ABOUT THIS EXERCISE: Nothing in the listing should be dropped or altered when it is copied.

"""

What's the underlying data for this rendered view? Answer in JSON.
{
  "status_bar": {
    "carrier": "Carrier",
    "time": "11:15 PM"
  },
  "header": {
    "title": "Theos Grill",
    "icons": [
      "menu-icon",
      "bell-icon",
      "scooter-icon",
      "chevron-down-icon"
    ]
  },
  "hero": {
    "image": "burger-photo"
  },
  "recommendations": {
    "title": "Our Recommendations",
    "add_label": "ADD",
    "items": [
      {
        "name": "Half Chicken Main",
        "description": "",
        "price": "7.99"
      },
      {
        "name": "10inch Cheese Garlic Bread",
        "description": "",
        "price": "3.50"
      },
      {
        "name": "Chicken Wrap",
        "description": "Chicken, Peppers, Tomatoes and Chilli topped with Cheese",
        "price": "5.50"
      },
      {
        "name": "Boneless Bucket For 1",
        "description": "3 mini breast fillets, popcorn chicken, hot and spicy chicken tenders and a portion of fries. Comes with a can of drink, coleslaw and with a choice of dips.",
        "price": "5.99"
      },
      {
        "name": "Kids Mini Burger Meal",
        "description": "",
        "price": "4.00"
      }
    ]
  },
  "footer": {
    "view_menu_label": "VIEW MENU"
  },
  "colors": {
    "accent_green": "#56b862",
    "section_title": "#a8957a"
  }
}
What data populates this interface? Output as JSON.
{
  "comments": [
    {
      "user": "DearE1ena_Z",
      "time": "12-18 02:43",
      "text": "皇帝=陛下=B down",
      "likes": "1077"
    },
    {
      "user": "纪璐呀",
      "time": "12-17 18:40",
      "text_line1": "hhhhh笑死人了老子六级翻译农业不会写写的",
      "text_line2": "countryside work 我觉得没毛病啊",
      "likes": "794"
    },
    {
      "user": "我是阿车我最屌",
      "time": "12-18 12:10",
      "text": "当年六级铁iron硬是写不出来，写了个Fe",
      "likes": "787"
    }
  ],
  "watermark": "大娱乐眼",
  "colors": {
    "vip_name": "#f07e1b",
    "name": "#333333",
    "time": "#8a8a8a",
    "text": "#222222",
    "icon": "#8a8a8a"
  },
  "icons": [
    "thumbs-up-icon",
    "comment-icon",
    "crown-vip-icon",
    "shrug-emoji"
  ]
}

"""

EXERCISE RESULT:
What's the underlying data for this rendered view? Answer in JSON.
{
  "status_bar": {
    "carrier": "Carrier",
    "time": "11:15 PM"
  },
  "header": {
    "title": "Theos Grill",
    "icons": [
      "menu-icon",
      "bell-icon",
      "scooter-icon",
      "chevron-down-icon"
    ]
  },
  "hero": {
    "image": "burger-photo"
  },
  "recommendations": {
    "title": "Our Recommendations",
    "add_label": "ADD",
    "items": [
      {
        "name": "Half Chicken Main",
        "description": "",
        "price": "7.99"
      },
      {
        "name": "10inch Cheese Garlic Bread",
        "description": "",
        "price": "3.50"
      },
      {
        "name": "Chicken Wrap",
        "description": "Chicken, Peppers, Tomatoes and Chilli topped with Cheese",
        "price": "5.50"
      },
      {
        "name": "Boneless Bucket For 1",
        "description": "3 mini breast fillets, popcorn chicken, hot and spicy chicken tenders and a portion of fries. Comes with a can of drink, coleslaw and with a choice of dips.",
        "price": "5.99"
      },
      {
        "name": "Kids Mini Burger Meal",
        "description": "",
        "price": "4.00"
      }
    ]
  },
  "footer": {
    "view_menu_label": "VIEW MENU"
  },
  "colors": {
    "accent_green": "#56b862",
    "section_title": "#a8957a"
  }
}
What data populates this interface? Output as JSON.
{
  "comments": [
    {
      "user": "DearE1ena_Z",
      "time": "12-18 02:43",
      "text": "皇帝=陛下=B down",
      "likes": "1077"
    },
    {
      "user": "纪璐呀",
      "time": "12-17 18:40",
      "text_line1": "hhhhh笑死人了老子六级翻译农业不会写写的",
      "text_line2": "countryside work 我觉得没毛病啊",
      "likes": "794"
    },
    {
      "user": "我是阿车我最屌",
      "time": "12-18 12:10",
      "text": "当年六级铁iron硬是写不出来，写了个Fe",
      "likes": "787"
    }
  ],
  "watermark": "大娱乐眼",
  "colors": {
    "vip_name": "#f07e1b",
    "name": "#333333",
    "time": "#8a8a8a",
    "text": "#222222",
    "icon": "#8a8a8a"
  },
  "icons": [
    "thumbs-up-icon",
    "comment-icon",
    "crown-vip-icon",
    "shrug-emoji"
  ]
}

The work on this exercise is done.